**Data to process**
──────

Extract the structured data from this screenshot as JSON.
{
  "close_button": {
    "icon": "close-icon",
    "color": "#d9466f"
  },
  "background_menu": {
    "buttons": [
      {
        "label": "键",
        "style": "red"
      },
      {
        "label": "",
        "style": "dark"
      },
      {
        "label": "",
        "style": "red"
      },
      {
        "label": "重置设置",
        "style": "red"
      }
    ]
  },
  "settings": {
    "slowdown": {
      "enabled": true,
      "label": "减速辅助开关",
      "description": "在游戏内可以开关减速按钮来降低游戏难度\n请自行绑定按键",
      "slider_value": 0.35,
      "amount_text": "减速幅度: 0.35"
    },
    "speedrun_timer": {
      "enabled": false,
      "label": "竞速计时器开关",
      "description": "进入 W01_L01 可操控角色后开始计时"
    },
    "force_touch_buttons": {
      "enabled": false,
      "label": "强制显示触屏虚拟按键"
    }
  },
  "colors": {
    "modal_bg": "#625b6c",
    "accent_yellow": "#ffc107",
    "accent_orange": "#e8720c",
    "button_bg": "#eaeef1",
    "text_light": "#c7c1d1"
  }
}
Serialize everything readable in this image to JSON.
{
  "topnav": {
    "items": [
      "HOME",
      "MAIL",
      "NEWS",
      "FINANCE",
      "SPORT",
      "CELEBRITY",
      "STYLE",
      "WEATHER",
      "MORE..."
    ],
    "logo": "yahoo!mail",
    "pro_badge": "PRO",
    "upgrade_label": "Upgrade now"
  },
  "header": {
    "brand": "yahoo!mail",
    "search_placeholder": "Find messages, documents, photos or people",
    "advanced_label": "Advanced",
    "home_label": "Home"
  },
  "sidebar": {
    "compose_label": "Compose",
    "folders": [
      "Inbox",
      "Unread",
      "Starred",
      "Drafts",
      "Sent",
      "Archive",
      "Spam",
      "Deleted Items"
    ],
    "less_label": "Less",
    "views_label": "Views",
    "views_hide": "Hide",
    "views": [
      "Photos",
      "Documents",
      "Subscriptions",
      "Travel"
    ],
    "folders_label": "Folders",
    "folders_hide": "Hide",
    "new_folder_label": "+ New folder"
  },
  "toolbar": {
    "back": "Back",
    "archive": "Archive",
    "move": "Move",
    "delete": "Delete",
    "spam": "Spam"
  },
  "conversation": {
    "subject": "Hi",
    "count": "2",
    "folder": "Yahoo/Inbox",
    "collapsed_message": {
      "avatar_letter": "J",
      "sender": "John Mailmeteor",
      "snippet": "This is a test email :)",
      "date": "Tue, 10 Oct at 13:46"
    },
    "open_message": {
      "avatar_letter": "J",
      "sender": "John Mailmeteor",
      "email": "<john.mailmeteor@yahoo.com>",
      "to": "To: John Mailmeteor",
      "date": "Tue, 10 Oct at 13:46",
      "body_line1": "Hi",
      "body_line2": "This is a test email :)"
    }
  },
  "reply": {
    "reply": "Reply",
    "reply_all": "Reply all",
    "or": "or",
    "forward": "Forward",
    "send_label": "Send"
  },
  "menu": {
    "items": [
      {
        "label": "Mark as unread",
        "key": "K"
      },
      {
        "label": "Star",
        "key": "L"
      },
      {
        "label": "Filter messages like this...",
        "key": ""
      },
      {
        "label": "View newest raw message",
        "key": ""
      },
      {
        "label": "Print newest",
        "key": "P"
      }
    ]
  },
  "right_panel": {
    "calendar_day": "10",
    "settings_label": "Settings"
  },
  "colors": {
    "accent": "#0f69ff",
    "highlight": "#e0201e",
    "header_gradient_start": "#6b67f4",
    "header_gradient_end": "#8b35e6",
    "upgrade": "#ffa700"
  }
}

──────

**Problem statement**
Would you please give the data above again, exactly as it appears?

**Answer space**
Extract the structured data from this screenshot as JSON.
{
  "close_button": {
    "icon": "close-icon",
    "color": "#d9466f"
  },
  "background_menu": {
    "buttons": [
      {
        "label": "键",
        "style": "red"
      },
      {
        "label": "",
        "style": "dark"
      },
      {
        "label": "",
        "style": "red"
      },
      {
        "label": "重置设置",
        "style": "red"
      }
    ]
  },
  "settings": {
    "slowdown": {
      "enabled": true,
      "label": "减速辅助开关",
      "description": "在游戏内可以开关减速按钮来降低游戏难度\n请自行绑定按键",
      "slider_value": 0.35,
      "amount_text": "减速幅度: 0.35"
    },
    "speedrun_timer": {
      "enabled": false,
      "label": "竞速计时器开关",
      "description": "进入 W01_L01 可操控角色后开始计时"
    },
    "force_touch_buttons": {
      "enabled": false,
      "label": "强制显示触屏虚拟按键"
    }
  },
  "colors": {
    "modal_bg": "#625b6c",
    "accent_yellow": "#ffc107",
    "accent_orange": "#e8720c",
    "button_bg": "#eaeef1",
    "text_light": "#c7c1d1"
  }
}
Serialize everything readable in this image to JSON.
{
  "topnav": {
    "items": [
      "HOME",
      "MAIL",
      "NEWS",
      "FINANCE",
      "SPORT",
      "CELEBRITY",
      "STYLE",
      "WEATHER",
      "MORE..."
    ],
    "logo": "yahoo!mail",
    "pro_badge": "PRO",
    "upgrade_label": "Upgrade now"
  },
  "header": {
    "brand": "yahoo!mail",
    "search_placeholder": "Find messages, documents, photos or people",
    "advanced_label": "Advanced",
    "home_label": "Home"
  },
  "sidebar": {
    "compose_label": "Compose",
    "folders": [
      "Inbox",
      "Unread",
      "Starred",
      "Drafts",
      "Sent",
      "Archive",
      "Spam",
      "Deleted Items"
    ],
    "less_label": "Less",
    "views_label": "Views",
    "views_hide": "Hide",
    "views": [
      "Photos",
      "Documents",
      "Subscriptions",
      "Travel"
    ],
    "folders_label": "Folders",
    "folders_hide": "Hide",
    "new_folder_label": "+ New folder"
  },
  "toolbar": {
    "back": "Back",
    "archive": "Archive",
    "move": "Move",
    "delete": "Delete",
    "spam": "Spam"
  },
  "conversation": {
    "subject": "Hi",
    "count": "2",
    "folder": "Yahoo/Inbox",
    "collapsed_message": {
      "avatar_letter": "J",
      "sender": "John Mailmeteor",
      "snippet": "This is a test email :)",
      "date": "Tue, 10 Oct at 13:46"
    },
    "open_message": {
      "avatar_letter": "J",
      "sender": "John Mailmeteor",
      "email": "<john.mailmeteor@yahoo.com>",
      "to": "To: John Mailmeteor",
      "date": "Tue, 10 Oct at 13:46",
      "body_line1": "Hi",
      "body_line2": "This is a test email :)"
    }
  },
  "reply": {
    "reply": "Reply",
    "reply_all": "Reply all",
    "or": "or",
    "forward": "Forward",
    "send_label": "Send"
  },
  "menu": {
    "items": [
      {
        "label": "Mark as unread",
        "key": "K"
      },
      {
        "label": "Star",
        "key": "L"
      },
      {
        "label": "Filter messages like this...",
        "key": ""
      },
      {
        "label": "View newest raw message",
        "key": ""
      },
      {
        "label": "Print newest",
        "key": "P"
      }
    ]
  },
  "right_panel": {
    "calendar_day": "10",
    "settings_label": "Settings"
  },
  "colors": {
    "accent": "#0f69ff",
    "highlight": "#e0201e",
    "header_gradient_start": "#6b67f4",
    "header_gradient_end": "#8b35e6",
    "upgrade": "#ffa700"
  }
}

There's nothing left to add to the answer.